  • Dalle Zotte, A., Celia, C. and Szendrő, Z., 2016. Herbs and spices inclusion as feedstuff or additive in growing rabbit diets and as additive in rabbit meat: A review. Livestock Science, 189, pp.82-90.

  • Frankic T, Voljč M, Salobir J, Rezar V. Use of herbs and spices and their extracts in animal nutrition. Acta Agric Slov. 2009;94(2):95-102.

  • Hanczakowska, E., Świątkiewicz, M. and Grela, E.R., 2015. Effect of dietary inclusion of a herbal extract mixture and different oils on pig performance and meat quality. Meat Science, 108, pp.61-66.

  • Kholif, A.E., Matloup, O.H., Morsy, T.A., Abdo, M.M., Elella, A.A., Anele, U.Y. and Swanson, K.C., 2017. Rosemary and lemongrass herbs as phytogenic feed additives to improve efficient feed utilization, manipulate rumen fermentation and elevate milk production of Damascus goats. Livestock Science, 204, pp.39-46.

  • Nieto, G. and Ros, G., 2017. Dietary Administration of Animal Diets with Aromatic and Medicinal Plants: Influence on Meat Quality. Active Ingredients from Aromatic and Medicinal Plants.

  • Simitzis, P.E., Deligeorgis, S.G., Bizelis, J.A., Dardamani, A., Theodosiou, I. and Fegeros, K., 2008. Effect of dietary oregano oil supplementation on lamb meat characteristics. Meat Science, 79(2), pp.217-223.

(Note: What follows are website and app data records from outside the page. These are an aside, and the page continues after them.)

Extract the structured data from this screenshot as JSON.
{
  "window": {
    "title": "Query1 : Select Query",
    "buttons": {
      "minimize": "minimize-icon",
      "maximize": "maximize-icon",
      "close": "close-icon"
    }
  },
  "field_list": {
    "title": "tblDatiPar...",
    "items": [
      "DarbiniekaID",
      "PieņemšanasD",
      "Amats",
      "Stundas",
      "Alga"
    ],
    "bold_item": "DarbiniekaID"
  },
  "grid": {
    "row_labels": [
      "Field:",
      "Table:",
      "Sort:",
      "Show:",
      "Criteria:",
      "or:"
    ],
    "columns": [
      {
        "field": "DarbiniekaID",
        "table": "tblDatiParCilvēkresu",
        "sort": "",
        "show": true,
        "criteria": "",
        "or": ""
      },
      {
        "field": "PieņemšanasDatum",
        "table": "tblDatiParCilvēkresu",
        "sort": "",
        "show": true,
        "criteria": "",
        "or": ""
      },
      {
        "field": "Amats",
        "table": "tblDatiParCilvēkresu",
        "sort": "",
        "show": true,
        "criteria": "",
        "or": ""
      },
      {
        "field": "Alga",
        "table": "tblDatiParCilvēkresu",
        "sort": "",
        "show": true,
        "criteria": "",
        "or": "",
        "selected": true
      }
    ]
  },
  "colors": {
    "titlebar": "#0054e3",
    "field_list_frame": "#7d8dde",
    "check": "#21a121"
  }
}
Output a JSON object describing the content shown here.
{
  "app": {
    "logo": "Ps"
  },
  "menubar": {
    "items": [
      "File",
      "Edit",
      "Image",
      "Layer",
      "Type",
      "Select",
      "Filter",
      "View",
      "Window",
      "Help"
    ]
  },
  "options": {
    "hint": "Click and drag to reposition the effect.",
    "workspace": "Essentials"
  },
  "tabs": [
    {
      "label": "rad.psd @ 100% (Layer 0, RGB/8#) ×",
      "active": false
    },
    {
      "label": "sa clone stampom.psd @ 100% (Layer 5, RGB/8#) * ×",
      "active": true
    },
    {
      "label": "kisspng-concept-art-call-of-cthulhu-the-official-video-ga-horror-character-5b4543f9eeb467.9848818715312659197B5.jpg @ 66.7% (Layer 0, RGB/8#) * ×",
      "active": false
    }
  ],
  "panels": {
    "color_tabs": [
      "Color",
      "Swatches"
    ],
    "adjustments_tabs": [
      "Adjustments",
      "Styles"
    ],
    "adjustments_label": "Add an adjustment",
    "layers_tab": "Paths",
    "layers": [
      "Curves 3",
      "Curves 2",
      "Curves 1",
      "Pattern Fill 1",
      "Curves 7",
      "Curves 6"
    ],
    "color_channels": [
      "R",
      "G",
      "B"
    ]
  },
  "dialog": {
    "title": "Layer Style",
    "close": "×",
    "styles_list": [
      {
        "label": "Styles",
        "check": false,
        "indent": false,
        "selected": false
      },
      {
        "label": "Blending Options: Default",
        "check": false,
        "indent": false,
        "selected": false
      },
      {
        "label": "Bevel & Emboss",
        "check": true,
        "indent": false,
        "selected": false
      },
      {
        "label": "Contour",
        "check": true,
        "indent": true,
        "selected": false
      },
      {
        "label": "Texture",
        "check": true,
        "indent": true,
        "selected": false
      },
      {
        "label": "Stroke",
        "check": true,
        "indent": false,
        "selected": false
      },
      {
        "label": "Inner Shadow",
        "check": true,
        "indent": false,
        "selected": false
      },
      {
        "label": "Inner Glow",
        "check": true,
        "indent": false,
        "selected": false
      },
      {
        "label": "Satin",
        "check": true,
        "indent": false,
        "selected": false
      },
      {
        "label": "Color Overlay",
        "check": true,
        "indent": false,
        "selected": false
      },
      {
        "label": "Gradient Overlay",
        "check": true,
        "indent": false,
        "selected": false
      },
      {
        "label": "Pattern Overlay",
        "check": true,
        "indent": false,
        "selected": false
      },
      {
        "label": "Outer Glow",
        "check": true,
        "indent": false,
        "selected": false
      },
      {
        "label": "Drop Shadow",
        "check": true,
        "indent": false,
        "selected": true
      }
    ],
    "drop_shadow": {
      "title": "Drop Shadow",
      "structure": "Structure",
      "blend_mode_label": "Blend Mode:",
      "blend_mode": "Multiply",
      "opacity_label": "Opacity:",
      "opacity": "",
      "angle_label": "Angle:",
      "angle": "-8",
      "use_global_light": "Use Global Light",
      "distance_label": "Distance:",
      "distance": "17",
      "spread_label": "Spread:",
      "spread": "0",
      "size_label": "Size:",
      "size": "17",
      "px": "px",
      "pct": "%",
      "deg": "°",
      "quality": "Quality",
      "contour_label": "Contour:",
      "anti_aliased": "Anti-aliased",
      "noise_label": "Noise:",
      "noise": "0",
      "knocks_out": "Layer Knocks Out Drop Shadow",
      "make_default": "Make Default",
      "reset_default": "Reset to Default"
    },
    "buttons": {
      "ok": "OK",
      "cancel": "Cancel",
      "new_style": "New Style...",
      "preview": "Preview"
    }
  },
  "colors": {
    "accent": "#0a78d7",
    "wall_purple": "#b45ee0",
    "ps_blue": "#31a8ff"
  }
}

  • Wenk, C., 2003. Herbs and botanicals as feed additives in monogastric animals. Asian-Australasian Journal of Animal Sciences, 16(2), pp.282-289.